Stored data
◇ ◇ ◇ ◇

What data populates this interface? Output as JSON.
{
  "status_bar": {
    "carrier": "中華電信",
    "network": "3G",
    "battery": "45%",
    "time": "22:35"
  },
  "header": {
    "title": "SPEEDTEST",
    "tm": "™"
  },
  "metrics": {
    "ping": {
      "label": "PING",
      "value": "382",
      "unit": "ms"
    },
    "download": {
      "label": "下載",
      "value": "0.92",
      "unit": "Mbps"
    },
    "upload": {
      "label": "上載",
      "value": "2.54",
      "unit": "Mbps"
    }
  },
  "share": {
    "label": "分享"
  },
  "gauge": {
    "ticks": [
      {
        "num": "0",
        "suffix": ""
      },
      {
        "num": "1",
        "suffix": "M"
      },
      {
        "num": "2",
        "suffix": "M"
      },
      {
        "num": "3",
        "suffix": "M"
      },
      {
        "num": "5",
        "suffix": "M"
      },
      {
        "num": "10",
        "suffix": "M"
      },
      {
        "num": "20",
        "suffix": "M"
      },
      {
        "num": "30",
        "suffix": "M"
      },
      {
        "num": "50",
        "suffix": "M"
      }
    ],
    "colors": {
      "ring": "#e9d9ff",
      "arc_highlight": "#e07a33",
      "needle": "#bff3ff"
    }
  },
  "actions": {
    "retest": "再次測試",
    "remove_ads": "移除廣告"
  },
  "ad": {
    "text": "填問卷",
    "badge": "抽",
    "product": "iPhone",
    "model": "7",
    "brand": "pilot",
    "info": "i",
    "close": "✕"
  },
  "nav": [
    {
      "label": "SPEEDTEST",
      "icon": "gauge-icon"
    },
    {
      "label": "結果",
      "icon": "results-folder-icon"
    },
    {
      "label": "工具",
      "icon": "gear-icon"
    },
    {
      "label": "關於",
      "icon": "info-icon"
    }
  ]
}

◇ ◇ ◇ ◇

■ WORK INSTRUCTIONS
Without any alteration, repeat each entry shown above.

■ REPLY
What data populates this interface? Output as JSON.
{
  "status_bar": {
    "carrier": "中華電信",
    "network": "3G",
    "battery": "45%",
    "time": "22:35"
  },
  "header": {
    "title": "SPEEDTEST",
    "tm": "™"
  },
  "metrics": {
    "ping": {
      "label": "PING",
      "value": "382",
      "unit": "ms"
    },
    "download": {
      "label": "下載",
      "value": "0.92",
      "unit": "Mbps"
    },
    "upload": {
      "label": "上載",
      "value": "2.54",
      "unit": "Mbps"
    }
  },
  "share": {
    "label": "分享"
  },
  "gauge": {
    "ticks": [
      {
        "num": "0",
        "suffix": ""
      },
      {
        "num": "1",
        "suffix": "M"
      },
      {
        "num": "2",
        "suffix": "M"
      },
      {
        "num": "3",
        "suffix": "M"
      },
      {
        "num": "5",
        "suffix": "M"
      },
      {
        "num": "10",
        "suffix": "M"
      },
      {
        "num": "20",
        "suffix": "M"
      },
      {
        "num": "30",
        "suffix": "M"
      },
      {
        "num": "50",
        "suffix": "M"
      }
    ],
    "colors": {
      "ring": "#e9d9ff",
      "arc_highlight": "#e07a33",
      "needle": "#bff3ff"
    }
  },
  "actions": {
    "retest": "再次測試",
    "remove_ads": "移除廣告"
  },
  "ad": {
    "text": "填問卷",
    "badge": "抽",
    "product": "iPhone",
    "model": "7",
    "brand": "pilot",
    "info": "i",
    "close": "✕"
  },
  "nav": [
    {
      "label": "SPEEDTEST",
      "icon": "gauge-icon"
    },
    {
      "label": "結果",
      "icon": "results-folder-icon"
    },
    {
      "label": "工具",
      "icon": "gear-icon"
    },
    {
      "label": "關於",
      "icon": "info-icon"
    }
  ]
}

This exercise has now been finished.